President of Russia Vladimir Putin: Friends,
It is a pleasure to have this opportunity to address the Russian and foreign participants in this conference, Paediatric Oncology, Haematology and Immunology in the 21st Century: From Science to Practice.
I am fully aware that you are dealing with literally vital matters.
This conference has brought together specialists from many countries at the Dmitry Rogachev National Research Centre. This is one of the world’s largest paediatric oncology and haematology clinics. Thousands of children with these serious diseases are receiving effective, high-tech medical treatment here.
This unique centre opened 10 years ago. This is a very personal story for me, because my meeting with Dima Rogachev, a boy who was unusually generous and cheerful despite his serious disease, led to the immediate decision to establish a paediatric oncology clinic.
We were indeed aware of the need to establish such a centre with cutting-edge technology in Russia. But my meeting with the team of empathic doctors and their patient, Dima, greatly accelerated the process. We built the centre jointly with our German and other foreign partners, stocked it with the equipment necessary for treatment and research and named it after the boy whose dream we have implemented.
It is notable that the clinic continues developing and improving. Thanks to the rehabilitation system established here, over 2,500 children receive follow-up care every year.
I would like to note that the centre’s specialists provide assistance to their colleagues in all regions of Russia, consulting them in serious cases and systematically introducing the most advanced treatment methods in Russian clinics. They are also creating modern technologies not only for the effective treatment of these diseases but also for preventing them before it is too late. These technologies are based on the research conducted at the centre and on the latest scientific achievements, including in molecular biology and genetics. It would be no exaggeration to say that we are talking about real medicine of the future, which is becoming a reality at the Rogachev Centre.
I would like to extend my sincere gratitude to all the staff at the centre for their high professionalism, kindness and generosity, for saving lives and creating an atmosphere of hope through their practical daily work and achievements, as well as for each individual victory over this dreadful disease. I know that your slogan is “Every child must get well,” and that you are doing everything possible and more towards this end. You have not stopped working but continued to provide assistance to gravely ill children even during the most difficult and challenging periods of the coronavirus pandemic.
It should be noted that during the past years we have dramatically improved and readjusted the entire system of providing medical assistance to children with oncologic and haematology diseases, and have also greatly expanded the use of advanced technologies at the centre.
During the past four years, the volume of high-tech medical assistance in paediatric oncology has increased by over 30 percent throughout Russia. In particular, the number of complicated and truly unique procedures such as bone marrow transplants has increased: 667 such procedures were performed last year alone.

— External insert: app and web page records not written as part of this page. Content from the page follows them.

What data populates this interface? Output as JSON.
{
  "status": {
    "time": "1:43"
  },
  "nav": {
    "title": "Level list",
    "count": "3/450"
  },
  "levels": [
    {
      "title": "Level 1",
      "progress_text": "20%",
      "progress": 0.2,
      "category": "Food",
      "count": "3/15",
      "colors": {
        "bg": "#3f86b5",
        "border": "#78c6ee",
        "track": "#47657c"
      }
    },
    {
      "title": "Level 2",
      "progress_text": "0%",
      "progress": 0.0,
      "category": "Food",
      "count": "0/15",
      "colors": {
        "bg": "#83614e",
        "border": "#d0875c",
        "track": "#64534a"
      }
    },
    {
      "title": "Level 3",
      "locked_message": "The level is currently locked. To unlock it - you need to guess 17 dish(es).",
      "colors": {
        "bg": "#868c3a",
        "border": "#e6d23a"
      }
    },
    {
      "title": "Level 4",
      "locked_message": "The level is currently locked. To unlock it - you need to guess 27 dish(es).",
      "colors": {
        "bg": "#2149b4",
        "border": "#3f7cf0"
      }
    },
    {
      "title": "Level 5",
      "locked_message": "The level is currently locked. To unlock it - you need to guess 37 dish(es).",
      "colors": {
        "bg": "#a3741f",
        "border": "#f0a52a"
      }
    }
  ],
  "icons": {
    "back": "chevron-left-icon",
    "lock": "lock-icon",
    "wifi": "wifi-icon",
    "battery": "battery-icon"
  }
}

Russian specialists restore the health of nearly 80 percent of their small oncology and haematology patients, and the figure is as high as 90 percent for certain other diseases. This is a great and very important achievement, which the UN and the World Health Organisation have taken note of.
Only 5 percent of children recovered from acute leukaemia back in 1991, while the current figure is 90 percent, as I have mentioned.
Of course, we will continue working to improve the system of medical care in this area and to introduce new approaches in diagnostics and treatment. In particular, next year the Rogachev Centre plans to complete the nuclear medicine building, and by 2024 we will open paediatric oncology and haematology centres in several Russian cities, specifically Voronezh, Kazan, Ufa, Rostov-on-Don and Krasnodar, so that every child who is diagnosed with this dangerous disease can receive high-tech quality assistance in full and as soon as possible. Saving the lives and health of our children, and hence the future of the country depends on this.
Another vital goal is to make the truly revolutionary achievements in medical research in Russia and abroad work for the people, and to use them increasingly more in the area of paediatric oncology, haematology and immunology.
I know that you will be discussing these complicated scientific and practical matters at your conference.
I would like to wish you every success and to thank you for your devotion to duty. I have no doubt that your selfless work and your warm and caring attitude towards the children will be instrumental in helping them overcome their diseases.
I wish you every success, good health and all the very best.